**TASK STATEMENT**
For the data that follows, report how many lines include the string "JSON", and write the number alone.

INFORMATION GIVEN Start Marker

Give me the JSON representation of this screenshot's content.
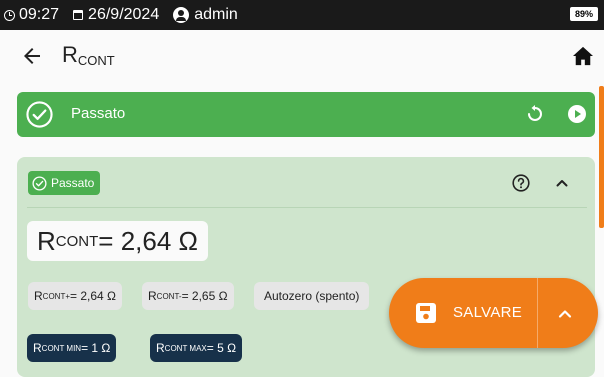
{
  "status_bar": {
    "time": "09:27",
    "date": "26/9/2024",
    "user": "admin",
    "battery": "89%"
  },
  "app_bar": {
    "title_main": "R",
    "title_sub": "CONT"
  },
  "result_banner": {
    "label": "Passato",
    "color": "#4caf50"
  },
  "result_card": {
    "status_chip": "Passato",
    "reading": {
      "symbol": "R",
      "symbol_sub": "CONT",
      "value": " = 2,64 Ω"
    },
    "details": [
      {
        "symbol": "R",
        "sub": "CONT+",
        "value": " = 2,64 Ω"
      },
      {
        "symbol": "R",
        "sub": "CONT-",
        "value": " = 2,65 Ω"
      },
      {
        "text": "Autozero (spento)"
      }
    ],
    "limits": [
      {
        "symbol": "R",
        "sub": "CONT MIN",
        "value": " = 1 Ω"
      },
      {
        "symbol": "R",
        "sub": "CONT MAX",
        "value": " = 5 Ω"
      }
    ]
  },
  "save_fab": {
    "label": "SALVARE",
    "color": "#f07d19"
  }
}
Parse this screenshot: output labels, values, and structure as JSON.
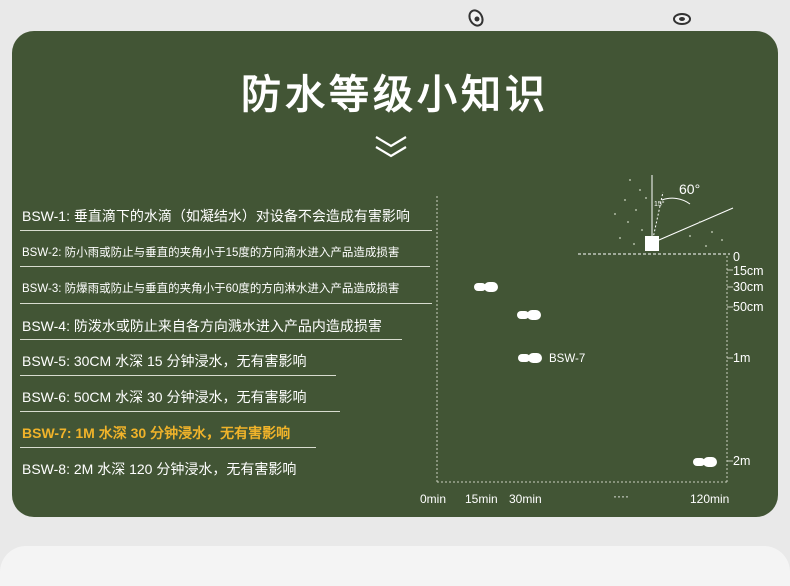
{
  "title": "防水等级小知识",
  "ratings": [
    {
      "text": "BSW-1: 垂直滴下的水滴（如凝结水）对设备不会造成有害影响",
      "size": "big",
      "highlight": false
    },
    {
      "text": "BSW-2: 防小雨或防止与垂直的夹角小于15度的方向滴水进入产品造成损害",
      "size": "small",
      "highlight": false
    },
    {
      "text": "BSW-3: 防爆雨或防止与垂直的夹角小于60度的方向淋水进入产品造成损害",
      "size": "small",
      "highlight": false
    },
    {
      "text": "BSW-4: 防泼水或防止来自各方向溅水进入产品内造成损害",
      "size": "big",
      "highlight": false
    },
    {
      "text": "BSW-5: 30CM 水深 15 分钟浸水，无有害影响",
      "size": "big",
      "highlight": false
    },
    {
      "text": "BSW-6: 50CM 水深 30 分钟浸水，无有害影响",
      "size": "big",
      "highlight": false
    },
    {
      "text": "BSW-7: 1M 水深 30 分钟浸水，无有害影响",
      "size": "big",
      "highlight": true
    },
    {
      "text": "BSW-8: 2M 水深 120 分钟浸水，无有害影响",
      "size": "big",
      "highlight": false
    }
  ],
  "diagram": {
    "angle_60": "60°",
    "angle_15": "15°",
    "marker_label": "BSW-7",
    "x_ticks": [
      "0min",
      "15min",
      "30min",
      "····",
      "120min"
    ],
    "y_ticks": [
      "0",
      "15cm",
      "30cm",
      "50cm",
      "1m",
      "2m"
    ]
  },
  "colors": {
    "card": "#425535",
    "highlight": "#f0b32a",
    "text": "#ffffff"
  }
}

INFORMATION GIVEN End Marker
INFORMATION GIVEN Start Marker

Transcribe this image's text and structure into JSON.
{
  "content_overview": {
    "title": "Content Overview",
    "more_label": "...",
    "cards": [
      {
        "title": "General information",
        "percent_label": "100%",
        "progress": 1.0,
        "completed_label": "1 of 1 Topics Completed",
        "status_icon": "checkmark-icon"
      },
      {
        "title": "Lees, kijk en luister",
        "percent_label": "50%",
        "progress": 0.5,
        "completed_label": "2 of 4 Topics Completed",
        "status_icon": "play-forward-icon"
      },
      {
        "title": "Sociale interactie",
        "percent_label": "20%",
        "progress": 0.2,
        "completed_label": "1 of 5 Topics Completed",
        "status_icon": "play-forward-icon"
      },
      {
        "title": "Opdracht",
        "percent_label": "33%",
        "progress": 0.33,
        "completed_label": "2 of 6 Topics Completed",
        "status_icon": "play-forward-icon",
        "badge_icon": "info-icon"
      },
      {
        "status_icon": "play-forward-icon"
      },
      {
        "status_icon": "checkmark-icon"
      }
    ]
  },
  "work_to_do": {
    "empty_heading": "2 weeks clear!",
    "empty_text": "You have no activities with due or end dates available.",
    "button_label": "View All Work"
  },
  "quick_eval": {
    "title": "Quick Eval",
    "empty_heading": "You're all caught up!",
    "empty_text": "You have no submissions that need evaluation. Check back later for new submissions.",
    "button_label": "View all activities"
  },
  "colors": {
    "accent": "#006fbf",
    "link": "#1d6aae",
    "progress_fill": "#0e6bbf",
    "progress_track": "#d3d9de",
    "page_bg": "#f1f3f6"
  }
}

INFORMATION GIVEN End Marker

**SOLUTION TO THIS EXERCISE**
3